What they’re good for: Pasta sauces and salsas.
Recipes: Charred Tomato Salsa, Shakshuka

A photo posted by Wellocks (@wellocksfood) on Jun 17, 2016 at 2:27am PDT

RELATED How to Preserve Tomatoes “

What they are: Non-hybrid tomatoes that come from seeds dating back at least 50 years. There are many kinds of heirlooms, but they are all “openly pollinated,” or, in other words, never genetically modified.
What they’re good for: Eating with a little salt and nothing else. Maybe some basil, or cooked onto a pie if you’re feeling decadent.
Recipe: Tomato Pie

Heirloom tomatoes from the farmers market yesterday. Just can get enough! What’s your favorite summer fruit or veggie? ???

A photo posted by Stupid Easy Paleo | Steph G (@stupideasypaleo) on Jul 25, 2016 at 6:01pm PDT

What they are: Sweet, round bite-size tomatoes that got their name because they’re about the same size and shape as cherries.
What they’re good for: Roasting or using on salads or skewers.
Recipes: Charred Tomato Oil, Grilled Tomato and Halloumi Skewers

Seen at Takoma Park Farmers Market: tomayto tomahto! #cookingwithniss #takomapark #farmersmarket #takomaparkfarmersmarket #Maryland #washingtondc #dc #sundayfunday #foodphotography #tomaytotomahto #tomatoes

A photo posted by Cooking with Niss (@cookingwithniss) on Jul 25, 2016 at 11:32am PDT

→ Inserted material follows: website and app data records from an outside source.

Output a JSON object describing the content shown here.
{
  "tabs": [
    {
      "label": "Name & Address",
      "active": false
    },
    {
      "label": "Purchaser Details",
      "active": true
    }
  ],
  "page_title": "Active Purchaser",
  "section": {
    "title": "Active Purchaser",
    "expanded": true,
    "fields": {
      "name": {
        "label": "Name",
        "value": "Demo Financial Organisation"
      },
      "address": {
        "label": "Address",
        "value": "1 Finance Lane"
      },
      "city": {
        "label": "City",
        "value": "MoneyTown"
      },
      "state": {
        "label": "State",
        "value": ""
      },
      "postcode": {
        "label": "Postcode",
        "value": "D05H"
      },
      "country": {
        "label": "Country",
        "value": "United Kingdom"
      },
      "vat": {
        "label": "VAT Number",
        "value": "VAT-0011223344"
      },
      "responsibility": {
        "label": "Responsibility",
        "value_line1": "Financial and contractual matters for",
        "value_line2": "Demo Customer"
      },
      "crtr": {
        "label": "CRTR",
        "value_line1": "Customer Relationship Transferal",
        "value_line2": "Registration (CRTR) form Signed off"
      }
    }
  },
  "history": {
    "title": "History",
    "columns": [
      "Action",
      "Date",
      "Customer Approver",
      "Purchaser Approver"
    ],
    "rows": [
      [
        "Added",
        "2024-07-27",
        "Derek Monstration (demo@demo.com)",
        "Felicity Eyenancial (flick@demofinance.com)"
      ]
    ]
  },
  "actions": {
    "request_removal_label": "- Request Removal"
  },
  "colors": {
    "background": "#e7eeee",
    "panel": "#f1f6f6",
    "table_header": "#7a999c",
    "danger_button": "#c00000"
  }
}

What they are: Slightly smaller and sturdier than cherry tomatoes, these oblong-shaped tomatoes don’t have as many seeds and aren’t as juicy as their slightly bigger brothers. They’re usually a good bet in the off-season and tend to last longer than cherry tomatoes, too.
What they’re good for: Salads and pickling.
Recipe: Open-Faced Crab Sandwich with Pickled Tomatoes

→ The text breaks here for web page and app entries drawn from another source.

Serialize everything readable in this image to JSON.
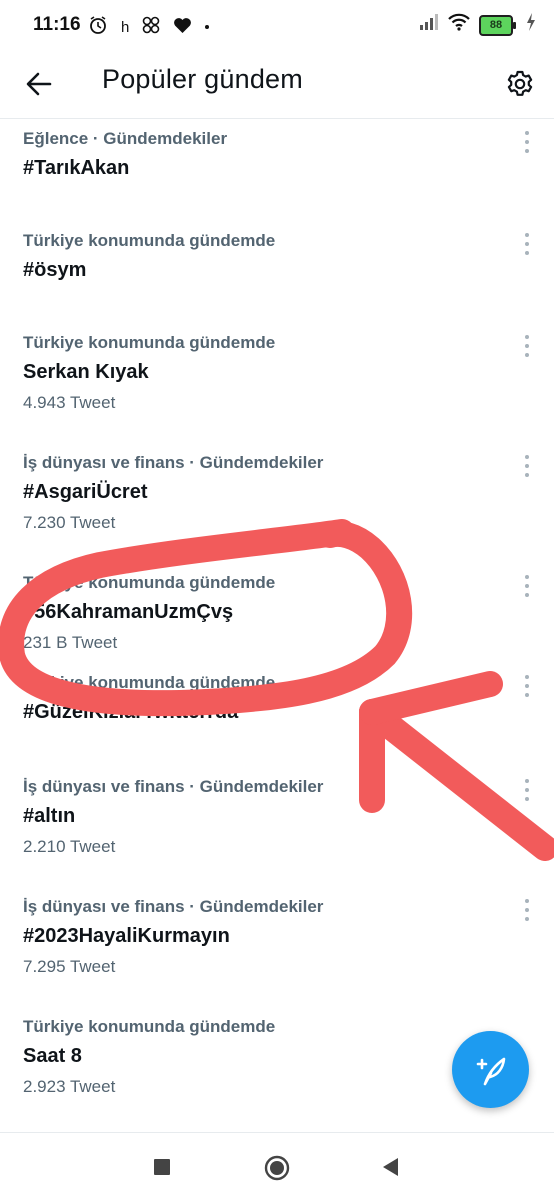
{
  "status_bar": {
    "time": "11:16",
    "left_icons": [
      "alarm-icon",
      "h",
      "pinwheel-icon",
      "heart-icon",
      "dot-icon"
    ],
    "battery_level": "88",
    "right_icons": [
      "signal-icon",
      "wifi-icon",
      "battery-icon",
      "charging-icon"
    ]
  },
  "header": {
    "title": "Popüler gündem",
    "back_icon": "arrow-left-icon",
    "settings_icon": "gear-icon"
  },
  "trends": [
    {
      "context": "Eğlence · Gündemdekiler",
      "name": "#TarıkAkan",
      "count": ""
    },
    {
      "context": "Türkiye konumunda gündemde",
      "name": "#ösym",
      "count": ""
    },
    {
      "context": "Türkiye konumunda gündemde",
      "name": "Serkan Kıyak",
      "count": "4.943 Tweet"
    },
    {
      "context": "İş dünyası ve finans · Gündemdekiler",
      "name": "#AsgariÜcret",
      "count": "7.230 Tweet"
    },
    {
      "context": "Türkiye konumunda gündemde",
      "name": "#56KahramanUzmÇvş",
      "count": "231 B Tweet"
    },
    {
      "context": "Türkiye konumunda gündemde",
      "name": "#GüzelKızlarTwitterrda",
      "count": ""
    },
    {
      "context": "İş dünyası ve finans · Gündemdekiler",
      "name": "#altın",
      "count": "2.210 Tweet"
    },
    {
      "context": "İş dünyası ve finans · Gündemdekiler",
      "name": "#2023HayaliKurmayın",
      "count": "7.295 Tweet"
    },
    {
      "context": "Türkiye konumunda gündemde",
      "name": "Saat 8",
      "count": "2.923 Tweet"
    }
  ],
  "fab": {
    "icon": "compose-feather-icon"
  },
  "nav_bar": {
    "icons": [
      "recents-square-icon",
      "home-circle-icon",
      "back-triangle-icon"
    ]
  },
  "annotation": {
    "color": "#f25b5b",
    "shapes": [
      "circle-around-trend",
      "arrow-pointing-to-trend"
    ]
  }
}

If you ever need a reminder of how little seasonal vegetables need to shine, Alice Waters is the place to go, because this looks like a happy bowl of summer to me.

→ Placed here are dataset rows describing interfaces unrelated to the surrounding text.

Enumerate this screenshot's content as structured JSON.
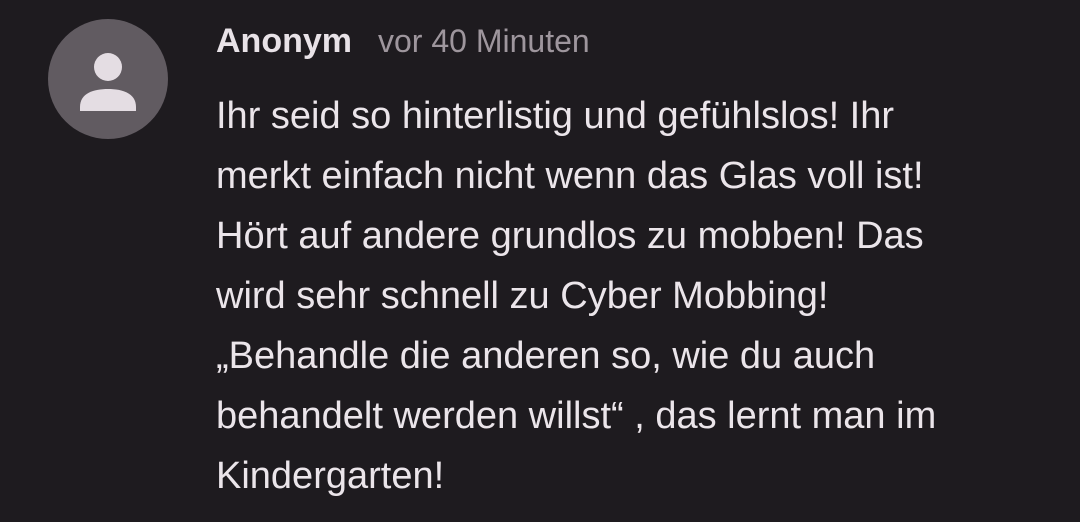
{
  "comment": {
    "author": "Anonym",
    "timestamp": "vor 40 Minuten",
    "avatar_icon": "person-icon",
    "lines": [
      "Ihr seid so hinterlistig und gefühlslos! Ihr",
      "merkt einfach nicht wenn das Glas voll ist!",
      "Hört auf andere grundlos zu mobben! Das",
      "wird sehr schnell zu Cyber Mobbing!",
      "„Behandle die anderen so, wie du auch",
      "behandelt werden willst“ , das lernt man im",
      "Kindergarten!"
    ]
  },
  "colors": {
    "background": "#1e1b1f",
    "avatar_bg": "#615b61",
    "avatar_glyph": "#e4dde3",
    "author": "#e8e2e7",
    "timestamp": "#9e969d",
    "text": "#ebe5ea"
  }
}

A photo posted by smitten kitchen (@smittenkitchen) on Jun 27, 2016 at 8:57am PDT

Italian Burgers with Roasted Tomatoes and Caramelized Onions

  1. Make the aioli: Blend the mayonnaise, sun-dried tomatoes, garlic, fresh herbs and 1/4 teaspoon each salt and pepper in a mini food processor or blender until smooth. Transfer to a bowl and refrigerate until ready to use.
  2. Make the roasted tomatoes: Preheat the oven to 425 degrees F and line a baking sheet with parchment paper. Pat the tomatoes dry with paper towels and arrange on the prepared baking sheet; drizzle with the olive oil and sprinkle with the dried basil, oregano and 1/2 teaspoon each salt and pepper. Roast until the tomatoes start caramelizing, about 30 minutes.
  3. Meanwhile, make the caramelized onions: Melt the butter in a large skillet over medium heat. Add the onions and sugar and toss to coat. Cover and cook, stirring occasionally, until golden, about 20 minutes. Increase the heat to medium high and cook, stirring, until browned and caramelized, 15 to 20 more minutes; season with salt and pepper. Remove from the heat and set aside.
  4. Make the burgers: Preheat a grill to medium high and brush the grates with vegetable oil. Put the beef and sausage in a large bowl and combine with your hands. Form four 3/4-inch-thick patties; season with salt and pepper. Grill the burgers until the edges begin browning, 3 to 5 minutes, then flip and top each patty with a slice of cheese. Cover and cook until the cheese is melted and the burgers are done, 3 to 4 more minutes for medium.
  5. Lightly toast the buns on the grill. Spread the aioli on the top and bottom buns. Sandwich with the burgers, roasted tomatoes, caramelized onions and arugula.

Leave a Reply

Your email address will not be published. Required fields are marked *